Top of Material provided

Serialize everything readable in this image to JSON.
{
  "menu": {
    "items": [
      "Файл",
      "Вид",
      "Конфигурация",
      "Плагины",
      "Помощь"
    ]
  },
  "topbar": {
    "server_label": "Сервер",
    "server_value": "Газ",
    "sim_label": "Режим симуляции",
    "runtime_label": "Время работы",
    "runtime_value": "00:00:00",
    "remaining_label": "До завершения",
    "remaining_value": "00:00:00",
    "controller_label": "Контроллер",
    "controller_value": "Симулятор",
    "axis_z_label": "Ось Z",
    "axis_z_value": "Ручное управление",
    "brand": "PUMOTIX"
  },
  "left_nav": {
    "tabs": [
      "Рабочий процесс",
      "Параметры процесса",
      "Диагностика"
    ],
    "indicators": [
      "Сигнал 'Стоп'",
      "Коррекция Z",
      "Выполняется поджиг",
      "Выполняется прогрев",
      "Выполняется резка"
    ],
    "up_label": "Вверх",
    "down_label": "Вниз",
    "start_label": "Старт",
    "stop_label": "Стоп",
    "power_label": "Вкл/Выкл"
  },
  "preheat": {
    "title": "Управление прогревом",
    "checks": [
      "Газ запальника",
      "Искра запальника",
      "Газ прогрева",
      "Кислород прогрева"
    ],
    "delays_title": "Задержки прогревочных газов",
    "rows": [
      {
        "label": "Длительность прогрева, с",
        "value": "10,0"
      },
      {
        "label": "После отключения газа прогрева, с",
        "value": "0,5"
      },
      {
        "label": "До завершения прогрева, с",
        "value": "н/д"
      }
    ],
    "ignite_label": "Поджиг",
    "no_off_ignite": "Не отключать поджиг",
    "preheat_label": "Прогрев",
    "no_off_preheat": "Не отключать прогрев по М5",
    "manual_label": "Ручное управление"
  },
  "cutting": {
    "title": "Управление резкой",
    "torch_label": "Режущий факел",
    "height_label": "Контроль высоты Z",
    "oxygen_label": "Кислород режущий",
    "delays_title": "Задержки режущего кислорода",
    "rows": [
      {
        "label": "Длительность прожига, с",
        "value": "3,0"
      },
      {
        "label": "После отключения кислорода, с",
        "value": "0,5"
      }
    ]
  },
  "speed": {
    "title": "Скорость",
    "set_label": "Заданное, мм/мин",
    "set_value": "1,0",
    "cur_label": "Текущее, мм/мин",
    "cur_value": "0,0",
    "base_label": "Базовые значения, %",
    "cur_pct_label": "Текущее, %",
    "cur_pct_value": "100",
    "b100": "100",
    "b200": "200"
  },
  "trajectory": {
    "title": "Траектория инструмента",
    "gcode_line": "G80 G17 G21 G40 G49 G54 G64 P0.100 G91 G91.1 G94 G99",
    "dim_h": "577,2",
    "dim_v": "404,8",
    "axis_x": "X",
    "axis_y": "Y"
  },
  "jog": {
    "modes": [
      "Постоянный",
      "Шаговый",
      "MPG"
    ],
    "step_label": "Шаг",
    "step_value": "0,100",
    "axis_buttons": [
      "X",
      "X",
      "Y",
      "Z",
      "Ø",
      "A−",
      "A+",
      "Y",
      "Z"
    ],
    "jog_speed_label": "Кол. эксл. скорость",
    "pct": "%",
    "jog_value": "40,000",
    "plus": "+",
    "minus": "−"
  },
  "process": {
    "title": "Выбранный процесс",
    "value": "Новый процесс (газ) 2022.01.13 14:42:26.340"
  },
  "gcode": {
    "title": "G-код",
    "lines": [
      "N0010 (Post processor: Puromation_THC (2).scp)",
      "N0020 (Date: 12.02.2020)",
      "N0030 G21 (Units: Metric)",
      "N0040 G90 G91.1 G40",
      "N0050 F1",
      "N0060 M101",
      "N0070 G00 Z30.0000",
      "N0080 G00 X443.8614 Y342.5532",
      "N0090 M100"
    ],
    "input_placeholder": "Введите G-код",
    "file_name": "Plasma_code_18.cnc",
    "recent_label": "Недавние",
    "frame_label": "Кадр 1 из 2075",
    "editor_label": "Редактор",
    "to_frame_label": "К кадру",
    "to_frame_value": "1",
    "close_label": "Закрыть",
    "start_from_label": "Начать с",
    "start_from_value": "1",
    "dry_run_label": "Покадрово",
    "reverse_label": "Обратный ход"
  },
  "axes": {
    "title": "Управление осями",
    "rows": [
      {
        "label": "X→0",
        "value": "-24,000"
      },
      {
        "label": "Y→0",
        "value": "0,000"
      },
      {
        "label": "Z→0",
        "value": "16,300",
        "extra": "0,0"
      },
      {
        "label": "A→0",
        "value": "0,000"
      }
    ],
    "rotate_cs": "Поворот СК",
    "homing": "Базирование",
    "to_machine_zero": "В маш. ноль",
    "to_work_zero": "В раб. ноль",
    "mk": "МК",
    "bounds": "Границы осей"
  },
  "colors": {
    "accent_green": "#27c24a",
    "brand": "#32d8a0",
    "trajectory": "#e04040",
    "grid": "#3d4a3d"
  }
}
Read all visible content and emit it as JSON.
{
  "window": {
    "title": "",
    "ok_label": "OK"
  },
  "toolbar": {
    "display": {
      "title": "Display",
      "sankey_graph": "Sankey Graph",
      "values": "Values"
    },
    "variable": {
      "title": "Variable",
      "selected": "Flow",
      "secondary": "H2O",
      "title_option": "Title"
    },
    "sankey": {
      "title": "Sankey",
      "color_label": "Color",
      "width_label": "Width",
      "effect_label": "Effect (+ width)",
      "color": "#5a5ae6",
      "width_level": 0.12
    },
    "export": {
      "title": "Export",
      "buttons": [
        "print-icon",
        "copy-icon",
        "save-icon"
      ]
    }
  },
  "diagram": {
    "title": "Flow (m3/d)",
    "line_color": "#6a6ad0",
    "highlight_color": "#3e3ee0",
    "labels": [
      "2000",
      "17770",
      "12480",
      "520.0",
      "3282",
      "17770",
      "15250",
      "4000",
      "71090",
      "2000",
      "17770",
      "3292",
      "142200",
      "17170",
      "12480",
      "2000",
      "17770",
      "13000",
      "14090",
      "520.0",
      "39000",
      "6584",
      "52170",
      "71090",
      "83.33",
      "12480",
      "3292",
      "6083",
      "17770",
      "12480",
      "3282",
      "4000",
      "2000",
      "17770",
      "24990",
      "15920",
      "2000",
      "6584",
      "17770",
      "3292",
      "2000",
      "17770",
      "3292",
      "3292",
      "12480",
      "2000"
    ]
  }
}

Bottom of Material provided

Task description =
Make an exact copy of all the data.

Expected output =
Serialize everything readable in this image to JSON.
{
  "menu": {
    "items": [
      "Файл",
      "Вид",
      "Конфигурация",
      "Плагины",
      "Помощь"
    ]
  },
  "topbar": {
    "server_label": "Сервер",
    "server_value": "Газ",
    "sim_label": "Режим симуляции",
    "runtime_label": "Время работы",
    "runtime_value": "00:00:00",
    "remaining_label": "До завершения",
    "remaining_value": "00:00:00",
    "controller_label": "Контроллер",
    "controller_value": "Симулятор",
    "axis_z_label": "Ось Z",
    "axis_z_value": "Ручное управление",
    "brand": "PUMOTIX"
  },
  "left_nav": {
    "tabs": [
      "Рабочий процесс",
      "Параметры процесса",
      "Диагностика"
    ],
    "indicators": [
      "Сигнал 'Стоп'",
      "Коррекция Z",
      "Выполняется поджиг",
      "Выполняется прогрев",
      "Выполняется резка"
    ],
    "up_label": "Вверх",
    "down_label": "Вниз",
    "start_label": "Старт",
    "stop_label": "Стоп",
    "power_label": "Вкл/Выкл"
  },
  "preheat": {
    "title": "Управление прогревом",
    "checks": [
      "Газ запальника",
      "Искра запальника",
      "Газ прогрева",
      "Кислород прогрева"
    ],
    "delays_title": "Задержки прогревочных газов",
    "rows": [
      {
        "label": "Длительность прогрева, с",
        "value": "10,0"
      },
      {
        "label": "После отключения газа прогрева, с",
        "value": "0,5"
      },
      {
        "label": "До завершения прогрева, с",
        "value": "н/д"
      }
    ],
    "ignite_label": "Поджиг",
    "no_off_ignite": "Не отключать поджиг",
    "preheat_label": "Прогрев",
    "no_off_preheat": "Не отключать прогрев по М5",
    "manual_label": "Ручное управление"
  },
  "cutting": {
    "title": "Управление резкой",
    "torch_label": "Режущий факел",
    "height_label": "Контроль высоты Z",
    "oxygen_label": "Кислород режущий",
    "delays_title": "Задержки режущего кислорода",
    "rows": [
      {
        "label": "Длительность прожига, с",
        "value": "3,0"
      },
      {
        "label": "После отключения кислорода, с",
        "value": "0,5"
      }
    ]
  },
  "speed": {
    "title": "Скорость",
    "set_label": "Заданное, мм/мин",
    "set_value": "1,0",
    "cur_label": "Текущее, мм/мин",
    "cur_value": "0,0",
    "base_label": "Базовые значения, %",
    "cur_pct_label": "Текущее, %",
    "cur_pct_value": "100",
    "b100": "100",
    "b200": "200"
  },
  "trajectory": {
    "title": "Траектория инструмента",
    "gcode_line": "G80 G17 G21 G40 G49 G54 G64 P0.100 G91 G91.1 G94 G99",
    "dim_h": "577,2",
    "dim_v": "404,8",
    "axis_x": "X",
    "axis_y": "Y"
  },
  "jog": {
    "modes": [
      "Постоянный",
      "Шаговый",
      "MPG"
    ],
    "step_label": "Шаг",
    "step_value": "0,100",
    "axis_buttons": [
      "X",
      "X",
      "Y",
      "Z",
      "Ø",
      "A−",
      "A+",
      "Y",
      "Z"
    ],
    "jog_speed_label": "Кол. эксл. скорость",
    "pct": "%",
    "jog_value": "40,000",
    "plus": "+",
    "minus": "−"
  },
  "process": {
    "title": "Выбранный процесс",
    "value": "Новый процесс (газ) 2022.01.13 14:42:26.340"
  },
  "gcode": {
    "title": "G-код",
    "lines": [
      "N0010 (Post processor: Puromation_THC (2).scp)",
      "N0020 (Date: 12.02.2020)",
      "N0030 G21 (Units: Metric)",
      "N0040 G90 G91.1 G40",
      "N0050 F1",
      "N0060 M101",
      "N0070 G00 Z30.0000",
      "N0080 G00 X443.8614 Y342.5532",
      "N0090 M100"
    ],
    "input_placeholder": "Введите G-код",
    "file_name": "Plasma_code_18.cnc",
    "recent_label": "Недавние",
    "frame_label": "Кадр 1 из 2075",
    "editor_label": "Редактор",
    "to_frame_label": "К кадру",
    "to_frame_value": "1",
    "close_label": "Закрыть",
    "start_from_label": "Начать с",
    "start_from_value": "1",
    "dry_run_label": "Покадрово",
    "reverse_label": "Обратный ход"
  },
  "axes": {
    "title": "Управление осями",
    "rows": [
      {
        "label": "X→0",
        "value": "-24,000"
      },
      {
        "label": "Y→0",
        "value": "0,000"
      },
      {
        "label": "Z→0",
        "value": "16,300",
        "extra": "0,0"
      },
      {
        "label": "A→0",
        "value": "0,000"
      }
    ],
    "rotate_cs": "Поворот СК",
    "homing": "Базирование",
    "to_machine_zero": "В маш. ноль",
    "to_work_zero": "В раб. ноль",
    "mk": "МК",
    "bounds": "Границы осей"
  },
  "colors": {
    "accent_green": "#27c24a",
    "brand": "#32d8a0",
    "trajectory": "#e04040",
    "grid": "#3d4a3d"
  }
}
Read all visible content and emit it as JSON.
{
  "window": {
    "title": "",
    "ok_label": "OK"
  },
  "toolbar": {
    "display": {
      "title": "Display",
      "sankey_graph": "Sankey Graph",
      "values": "Values"
    },
    "variable": {
      "title": "Variable",
      "selected": "Flow",
      "secondary": "H2O",
      "title_option": "Title"
    },
    "sankey": {
      "title": "Sankey",
      "color_label": "Color",
      "width_label": "Width",
      "effect_label": "Effect (+ width)",
      "color": "#5a5ae6",
      "width_level": 0.12
    },
    "export": {
      "title": "Export",
      "buttons": [
        "print-icon",
        "copy-icon",
        "save-icon"
      ]
    }
  },
  "diagram": {
    "title": "Flow (m3/d)",
    "line_color": "#6a6ad0",
    "highlight_color": "#3e3ee0",
    "labels": [
      "2000",
      "17770",
      "12480",
      "520.0",
      "3282",
      "17770",
      "15250",
      "4000",
      "71090",
      "2000",
      "17770",
      "3292",
      "142200",
      "17170",
      "12480",
      "2000",
      "17770",
      "13000",
      "14090",
      "520.0",
      "39000",
      "6584",
      "52170",
      "71090",
      "83.33",
      "12480",
      "3292",
      "6083",
      "17770",
      "12480",
      "3282",
      "4000",
      "2000",
      "17770",
      "24990",
      "15920",
      "2000",
      "6584",
      "17770",
      "3292",
      "2000",
      "17770",
      "3292",
      "3292",
      "12480",
      "2000"
    ]
  }
}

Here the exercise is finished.